-- WORK REQUIRED --
Go through the records below and copy out every line that contains the word "prop".

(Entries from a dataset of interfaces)
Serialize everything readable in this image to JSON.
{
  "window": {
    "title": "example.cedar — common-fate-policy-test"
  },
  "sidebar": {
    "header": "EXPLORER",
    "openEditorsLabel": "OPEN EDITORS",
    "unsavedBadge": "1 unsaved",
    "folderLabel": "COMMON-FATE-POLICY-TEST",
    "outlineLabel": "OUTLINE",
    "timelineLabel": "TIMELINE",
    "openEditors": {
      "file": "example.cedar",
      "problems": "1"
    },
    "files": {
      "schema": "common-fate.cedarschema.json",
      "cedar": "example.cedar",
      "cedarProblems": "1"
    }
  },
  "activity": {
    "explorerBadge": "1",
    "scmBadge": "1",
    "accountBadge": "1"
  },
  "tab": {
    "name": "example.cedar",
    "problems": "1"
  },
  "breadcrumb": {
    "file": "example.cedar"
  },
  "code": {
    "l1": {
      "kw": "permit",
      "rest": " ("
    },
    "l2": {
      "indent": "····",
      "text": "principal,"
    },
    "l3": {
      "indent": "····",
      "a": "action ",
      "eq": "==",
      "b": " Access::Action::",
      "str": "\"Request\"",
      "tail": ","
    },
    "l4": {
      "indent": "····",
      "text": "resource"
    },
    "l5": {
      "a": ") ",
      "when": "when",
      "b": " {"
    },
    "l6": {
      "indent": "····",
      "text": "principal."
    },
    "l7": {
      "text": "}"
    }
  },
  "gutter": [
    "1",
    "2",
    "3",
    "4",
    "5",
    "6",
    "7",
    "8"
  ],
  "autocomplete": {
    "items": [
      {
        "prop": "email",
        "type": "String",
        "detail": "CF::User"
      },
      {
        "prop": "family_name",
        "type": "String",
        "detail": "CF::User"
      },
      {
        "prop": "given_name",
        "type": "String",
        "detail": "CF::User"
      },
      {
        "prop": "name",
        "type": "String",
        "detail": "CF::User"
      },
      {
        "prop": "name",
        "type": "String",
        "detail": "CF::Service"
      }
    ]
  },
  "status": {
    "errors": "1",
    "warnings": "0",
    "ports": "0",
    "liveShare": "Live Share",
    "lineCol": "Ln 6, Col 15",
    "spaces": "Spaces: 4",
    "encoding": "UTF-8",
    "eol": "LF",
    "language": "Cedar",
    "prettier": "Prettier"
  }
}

-- TASK OUTPUT --
        "prop": "email",
        "prop": "family_name",
        "prop": "given_name",
        "prop": "name",
        "prop": "name",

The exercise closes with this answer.